Powerset claims to be the next big thing. Would you sell the next big thing for $100 million? Here is my initial assessment of Powerset - It was an opportunistic play to make a quick buck on the Google (GOOG) craze.
I was right and this transaction proves it.
When Barney Pell was at Mayfield Fund several years ago, he thought that investing in search was a bad idea. Mayfield was actually clueless about the space. However, after the Google IPO, everybody suddenly became a search expert. Mayfield started investing search related startups and Pell started Powerset and they started claiming to have expertise in search that could topple Google. The same thing happened to another of Mayfield funded startups called “JotSpot”, which was going to take on Google - which eventually got sold to Google.

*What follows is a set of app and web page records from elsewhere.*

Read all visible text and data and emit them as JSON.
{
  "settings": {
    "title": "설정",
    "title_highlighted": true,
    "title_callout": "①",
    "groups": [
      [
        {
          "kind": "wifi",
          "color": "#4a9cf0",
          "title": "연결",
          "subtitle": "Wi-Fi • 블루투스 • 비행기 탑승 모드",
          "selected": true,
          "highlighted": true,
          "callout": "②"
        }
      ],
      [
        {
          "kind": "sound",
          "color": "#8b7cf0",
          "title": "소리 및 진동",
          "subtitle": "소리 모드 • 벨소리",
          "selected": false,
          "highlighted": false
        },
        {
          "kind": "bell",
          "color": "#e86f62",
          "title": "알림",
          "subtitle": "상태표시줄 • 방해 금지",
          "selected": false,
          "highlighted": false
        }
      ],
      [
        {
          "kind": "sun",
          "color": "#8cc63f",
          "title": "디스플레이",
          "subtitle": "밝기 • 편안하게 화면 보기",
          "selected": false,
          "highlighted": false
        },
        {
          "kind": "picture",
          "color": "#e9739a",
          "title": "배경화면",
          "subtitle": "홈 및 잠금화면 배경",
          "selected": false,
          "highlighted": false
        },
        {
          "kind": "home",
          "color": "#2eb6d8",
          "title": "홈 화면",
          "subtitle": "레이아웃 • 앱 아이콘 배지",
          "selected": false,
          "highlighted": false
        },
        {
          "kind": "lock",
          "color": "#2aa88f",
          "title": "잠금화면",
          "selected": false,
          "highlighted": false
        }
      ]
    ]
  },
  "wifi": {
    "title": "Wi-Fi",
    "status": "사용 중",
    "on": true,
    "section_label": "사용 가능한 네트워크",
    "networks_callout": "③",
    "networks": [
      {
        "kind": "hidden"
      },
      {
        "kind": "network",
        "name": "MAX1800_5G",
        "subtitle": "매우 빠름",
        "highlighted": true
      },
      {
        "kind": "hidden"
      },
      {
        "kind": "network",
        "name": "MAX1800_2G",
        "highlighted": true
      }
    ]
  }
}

Powerset was in trouble from day one (aside from the fact that it is a bad idea). The foremost goal of the company was to find a search problem that nobody cared about, make it seem like a problem nobody could solve and find a fool to part with their money.
Powerset found its fool - Microsoft (MSFT). Microsoft has essentially purchased a Wikipedia search tool with its acquisition of Powerset.

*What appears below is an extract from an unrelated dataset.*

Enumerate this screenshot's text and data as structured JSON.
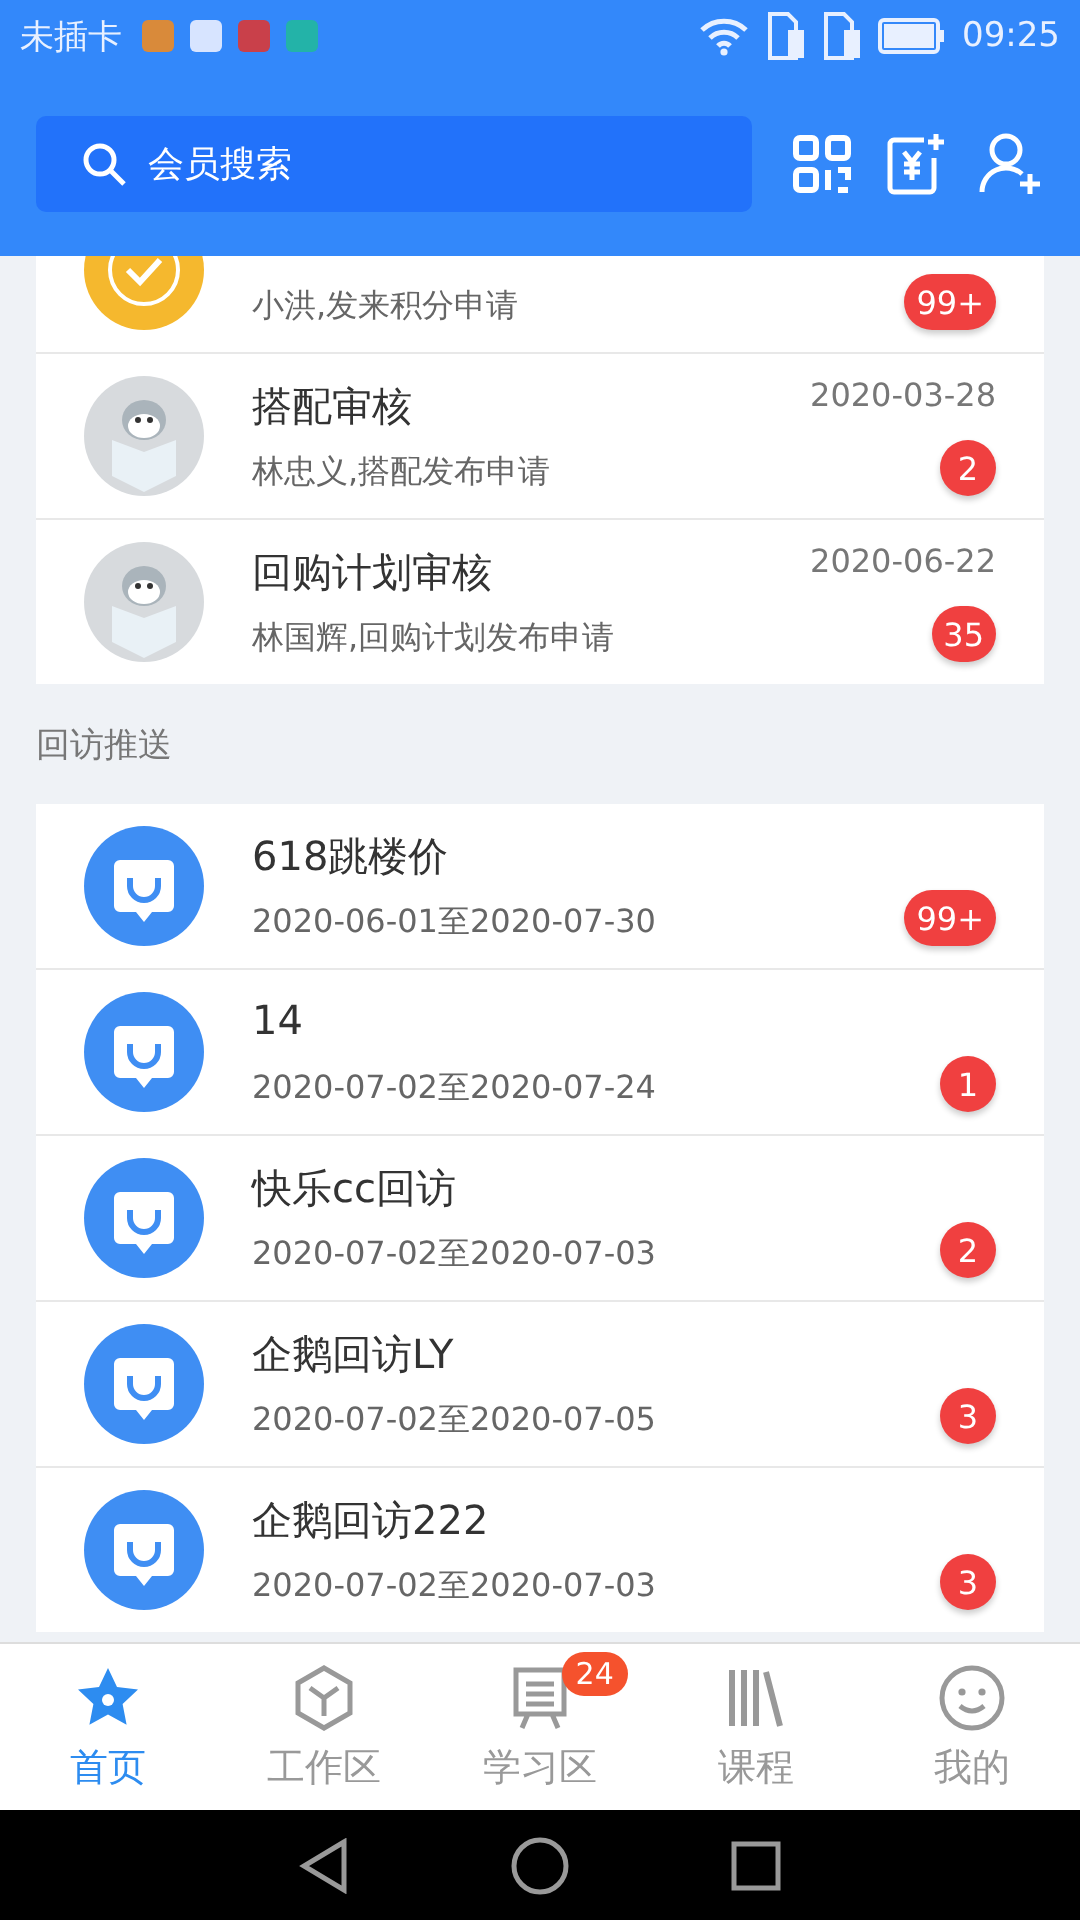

Let us see a bit of objectivity here. What exactly happened with the Powerset sale? Microsoft bought a company that was indexing Wikipedia and created a query parser that supposedly understands your intent.

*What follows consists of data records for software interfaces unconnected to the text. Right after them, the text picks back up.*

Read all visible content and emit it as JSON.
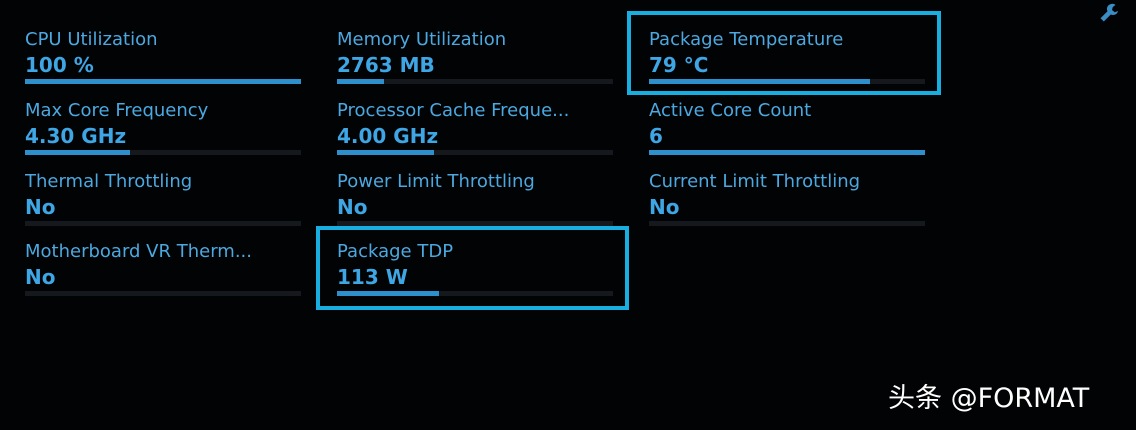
{
  "colors": {
    "background": "#020304",
    "label": "#4ba8e0",
    "value": "#3fa6e6",
    "bar_fill": "#2e8fcd",
    "bar_track": "#15191e",
    "highlight_border": "#18aee0",
    "watermark": "#ffffff"
  },
  "toolbar": {
    "settings_icon": "wrench-icon"
  },
  "metrics": [
    {
      "label": "CPU Utilization",
      "value": "100 %",
      "level": 1.0
    },
    {
      "label": "Memory Utilization",
      "value": "2763  MB",
      "level": 0.17
    },
    {
      "label": "Package Temperature",
      "value": "79 °C",
      "level": 0.8,
      "highlighted": true
    },
    {
      "label": "Max Core Frequency",
      "value": "4.30 GHz",
      "level": 0.38
    },
    {
      "label": "Processor Cache Freque...",
      "value": "4.00 GHz",
      "level": 0.35
    },
    {
      "label": "Active Core Count",
      "value": "6",
      "level": 1.0
    },
    {
      "label": "Thermal Throttling",
      "value": "No",
      "level": 0
    },
    {
      "label": "Power Limit Throttling",
      "value": "No",
      "level": 0
    },
    {
      "label": "Current Limit Throttling",
      "value": "No",
      "level": 0
    },
    {
      "label": "Motherboard VR Therm...",
      "value": "No",
      "level": 0
    },
    {
      "label": "Package TDP",
      "value": "113 W",
      "level": 0.37,
      "highlighted": true
    }
  ],
  "watermark": {
    "text": "头条 @FORMAT"
  }
}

I read Don’s post on the matter yesterday he was dithering between, “it is the query parsing” and “it is the index!” as the value that Powerset is bringing to MS with the acquisition.
But for all practical purposes (promise/potential does not have an automatic turnaround into realization anywhere in the world), it was still technology that worked demonstrably on a single website from which people are already crawling RDF triples (Dbpedia.org).
Slapping a good query parser on top of that and getting paid $100 million for it is what Visa would have called “priceless.”